## What you need to do:
Report all lines of the records that contain "here".

## Supplied records:
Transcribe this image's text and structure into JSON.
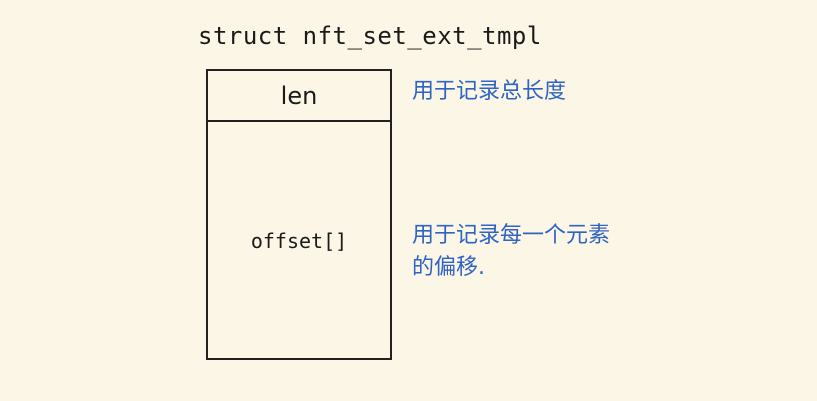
{
  "struct": {
    "name": "struct nft_set_ext_tmpl",
    "fields": [
      {
        "name": "len"
      },
      {
        "name": "offset[]"
      }
    ]
  },
  "annotations": {
    "len": "用于记录总长度",
    "offset": [
      "用于记录每一个元素",
      "的偏移."
    ]
  },
  "colors": {
    "background": "#fcf6e6",
    "ink": "#1a1a1a",
    "annotation": "#2f63c4"
  }
}
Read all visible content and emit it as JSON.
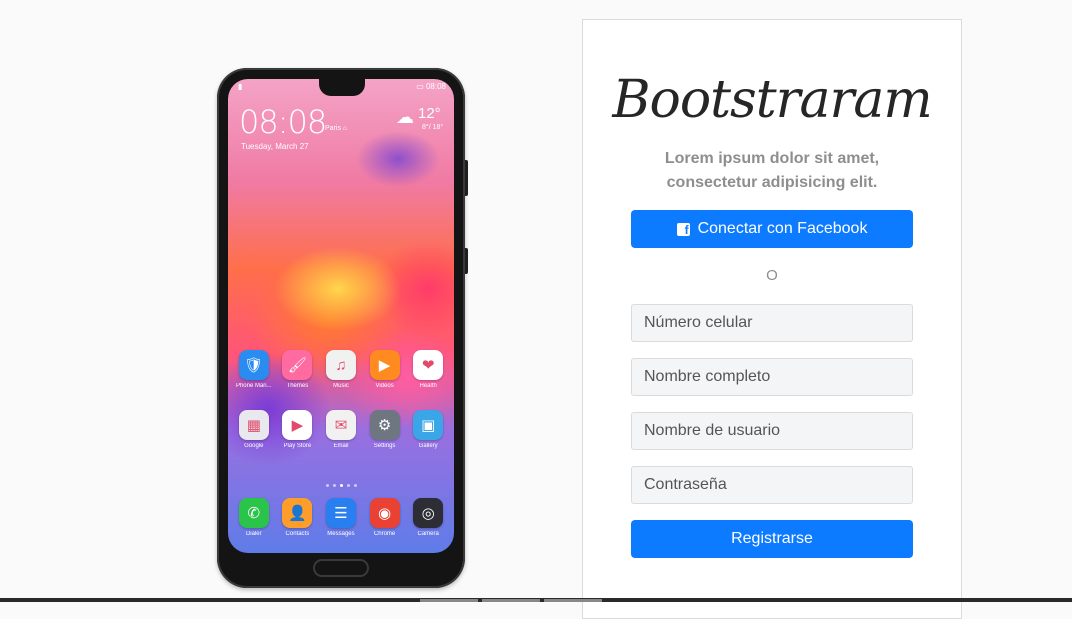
{
  "phone": {
    "status_right": "08:08",
    "clock": "08:08",
    "city": "Paris ⌂",
    "date": "Tuesday, March 27",
    "temperature": "12°",
    "temperature_range": "8°/ 18°",
    "apps_row1": [
      {
        "label": "Phone Man...",
        "glyph": "🛡",
        "bg": "#2a8cf0"
      },
      {
        "label": "Themes",
        "glyph": "🖌",
        "bg": "#ff6aa0"
      },
      {
        "label": "Music",
        "glyph": "♫",
        "bg": "#f1f1f1"
      },
      {
        "label": "Videos",
        "glyph": "▶",
        "bg": "#ff8a1f"
      },
      {
        "label": "Health",
        "glyph": "❤",
        "bg": "#ffffff"
      }
    ],
    "apps_row2": [
      {
        "label": "Google",
        "glyph": "▦",
        "bg": "#e8e8ee"
      },
      {
        "label": "Play Store",
        "glyph": "▶",
        "bg": "#ffffff"
      },
      {
        "label": "Email",
        "glyph": "✉",
        "bg": "#f1f1f1"
      },
      {
        "label": "Settings",
        "glyph": "⚙",
        "bg": "#6e7781"
      },
      {
        "label": "Gallery",
        "glyph": "▣",
        "bg": "#3aa6e8"
      }
    ],
    "dock": [
      {
        "label": "Dialer",
        "glyph": "✆",
        "bg": "#2bc44b"
      },
      {
        "label": "Contacts",
        "glyph": "👤",
        "bg": "#ff9d2a"
      },
      {
        "label": "Messages",
        "glyph": "☰",
        "bg": "#2a7ff0"
      },
      {
        "label": "Chrome",
        "glyph": "◉",
        "bg": "#e94235"
      },
      {
        "label": "Camera",
        "glyph": "◎",
        "bg": "#2d2d35"
      }
    ]
  },
  "signup": {
    "logo": "Bootstraram",
    "tagline": "Lorem ipsum dolor sit amet, consectetur adipisicing elit.",
    "facebook_button": "Conectar con Facebook",
    "facebook_icon": "f",
    "divider": "O",
    "fields": {
      "phone_placeholder": "Número celular",
      "fullname_placeholder": "Nombre completo",
      "username_placeholder": "Nombre de usuario",
      "password_placeholder": "Contraseña"
    },
    "register_button": "Registrarse"
  },
  "colors": {
    "primary": "#0d7bff",
    "card_border": "#dbdbdb",
    "muted_text": "#8e8e8e"
  }
}
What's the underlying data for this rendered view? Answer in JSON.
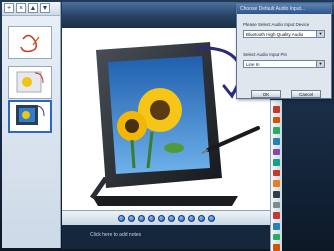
{
  "dialog": {
    "title": "Choose Default Audio Input...",
    "device_label": "Please Select Audio Input Device",
    "device_value": "Bluetooth High Quality Audio",
    "pin_label": "Select Audio Input Pin",
    "pin_value": "Line In",
    "ok_label": "OK",
    "cancel_label": "Cancel"
  },
  "status": {
    "text": "Click here to add notes"
  },
  "icons": {
    "nav_dot": "page-nav-icon",
    "tool_colors": [
      "#c0392b",
      "#d35400",
      "#27ae60",
      "#2980b9",
      "#8e44ad",
      "#16a085",
      "#c0392b",
      "#e67e22",
      "#2c3e50",
      "#7f8c8d",
      "#c0392b",
      "#2980b9",
      "#27ae60",
      "#d35400"
    ]
  },
  "colors": {
    "accent": "#2b66c9",
    "app_background": "#16283e"
  }
}
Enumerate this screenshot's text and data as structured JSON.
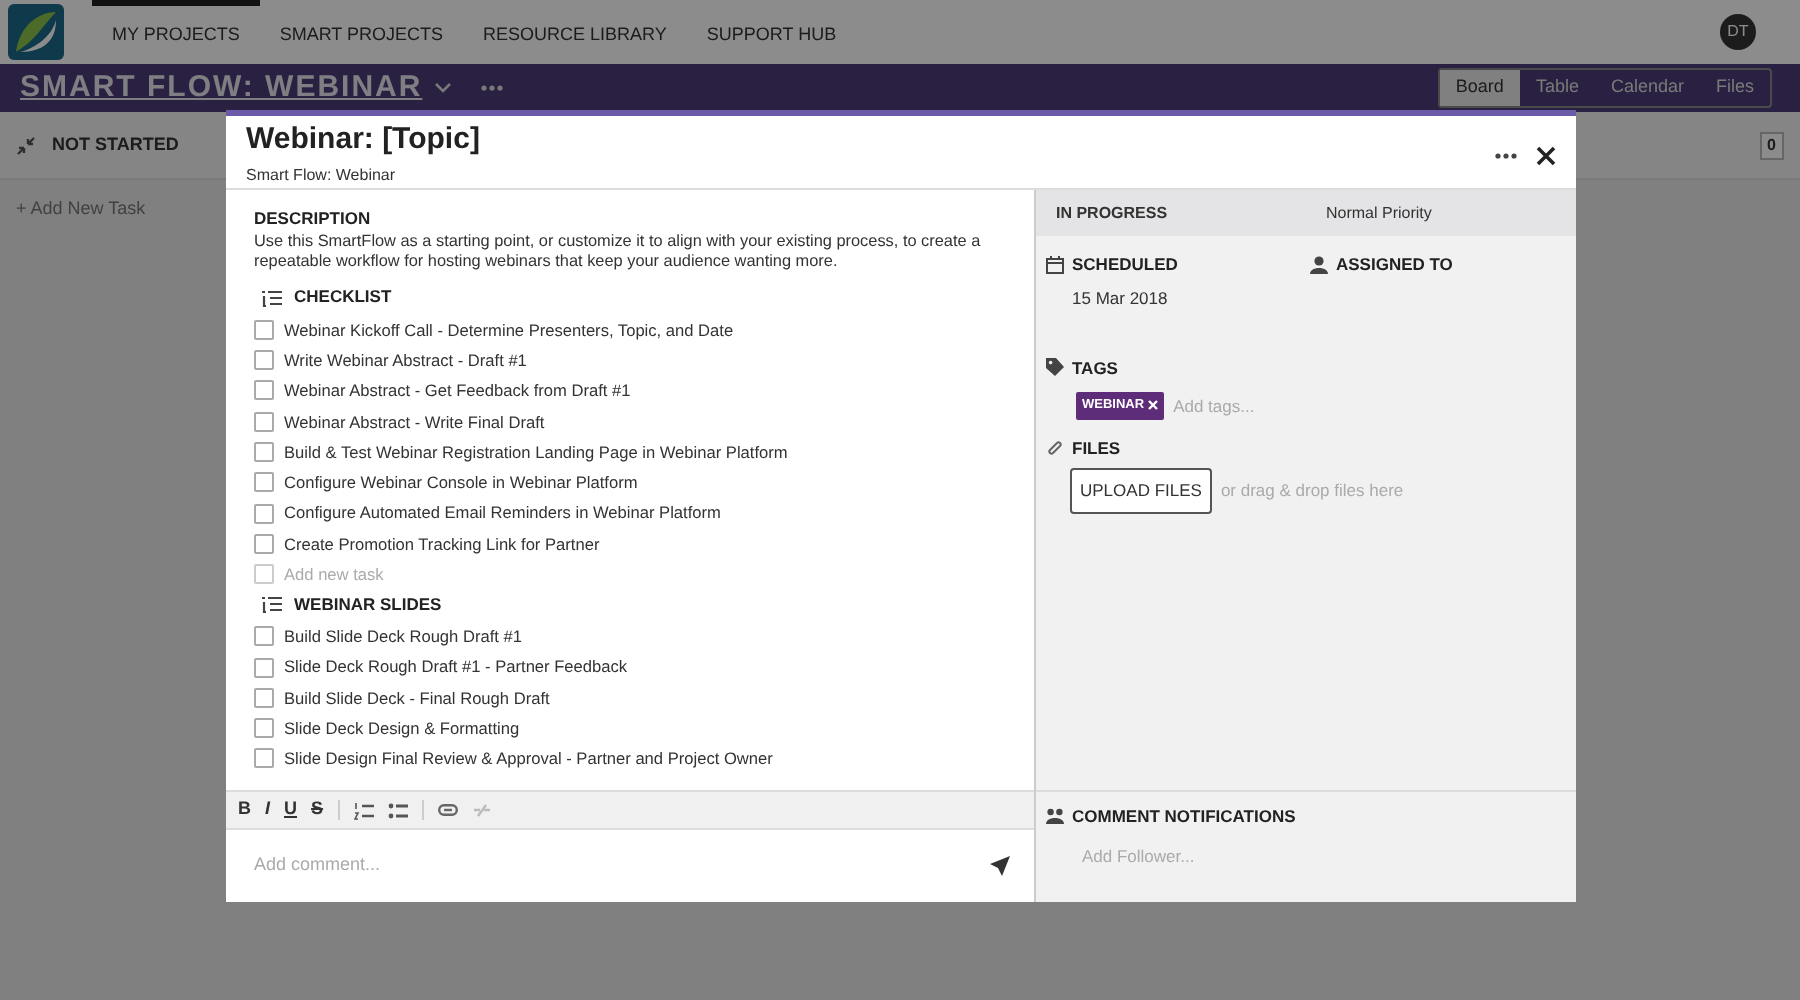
{
  "app": {
    "nav": [
      {
        "label": "MY PROJECTS",
        "selected": true
      },
      {
        "label": "SMART PROJECTS",
        "selected": false
      },
      {
        "label": "RESOURCE LIBRARY",
        "selected": false
      },
      {
        "label": "SUPPORT HUB",
        "selected": false
      }
    ],
    "avatar": "DT",
    "project_title": "SMART FLOW: WEBINAR",
    "views": [
      {
        "label": "Board",
        "selected": true
      },
      {
        "label": "Table",
        "selected": false
      },
      {
        "label": "Calendar",
        "selected": false
      },
      {
        "label": "Files",
        "selected": false
      }
    ],
    "column": {
      "title": "NOT STARTED",
      "count": "0",
      "add": "+ Add New Task"
    }
  },
  "modal": {
    "title": "Webinar: [Topic]",
    "subtitle": "Smart Flow: Webinar",
    "description": {
      "heading": "DESCRIPTION",
      "text": "Use this SmartFlow as a starting point, or customize it to align with your existing process, to create a repeatable workflow for hosting webinars that keep your audience wanting more."
    },
    "checklists": [
      {
        "title": "CHECKLIST",
        "add_placeholder": "Add new task",
        "items": [
          {
            "label": "Webinar Kickoff Call - Determine Presenters, Topic, and Date",
            "checked": false
          },
          {
            "label": "Write Webinar Abstract - Draft #1",
            "checked": false
          },
          {
            "label": "Webinar Abstract - Get Feedback from Draft #1",
            "checked": false
          },
          {
            "label": "Webinar Abstract - Write Final Draft",
            "checked": false
          },
          {
            "label": "Build & Test Webinar Registration Landing Page in Webinar Platform",
            "checked": false
          },
          {
            "label": "Configure Webinar Console in Webinar Platform",
            "checked": false
          },
          {
            "label": "Configure Automated Email Reminders in Webinar Platform",
            "checked": false
          },
          {
            "label": "Create Promotion Tracking Link for Partner",
            "checked": false
          }
        ]
      },
      {
        "title": "WEBINAR SLIDES",
        "items": [
          {
            "label": "Build Slide Deck Rough Draft #1",
            "checked": false
          },
          {
            "label": "Slide Deck Rough Draft #1 - Partner Feedback",
            "checked": false
          },
          {
            "label": "Build Slide Deck - Final Rough Draft",
            "checked": false
          },
          {
            "label": "Slide Deck Design & Formatting",
            "checked": false
          },
          {
            "label": "Slide Design Final Review & Approval - Partner and Project Owner",
            "checked": false
          }
        ]
      }
    ],
    "toolbar": [
      "B",
      "I",
      "U",
      "S"
    ],
    "comment_placeholder": "Add comment...",
    "status": "IN PROGRESS",
    "priority": "Normal Priority",
    "scheduled": {
      "label": "SCHEDULED",
      "value": "15 Mar 2018"
    },
    "assigned": {
      "label": "ASSIGNED TO"
    },
    "tags": {
      "label": "TAGS",
      "items": [
        "WEBINAR"
      ],
      "placeholder": "Add tags..."
    },
    "files": {
      "label": "FILES",
      "button": "UPLOAD FILES",
      "hint": "or drag & drop files here"
    },
    "notifications": {
      "label": "COMMENT NOTIFICATIONS",
      "placeholder": "Add Follower..."
    }
  }
}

## Solution to this task:
    "text": "Click here to add notes"
      "hint": "or drag & drop files here"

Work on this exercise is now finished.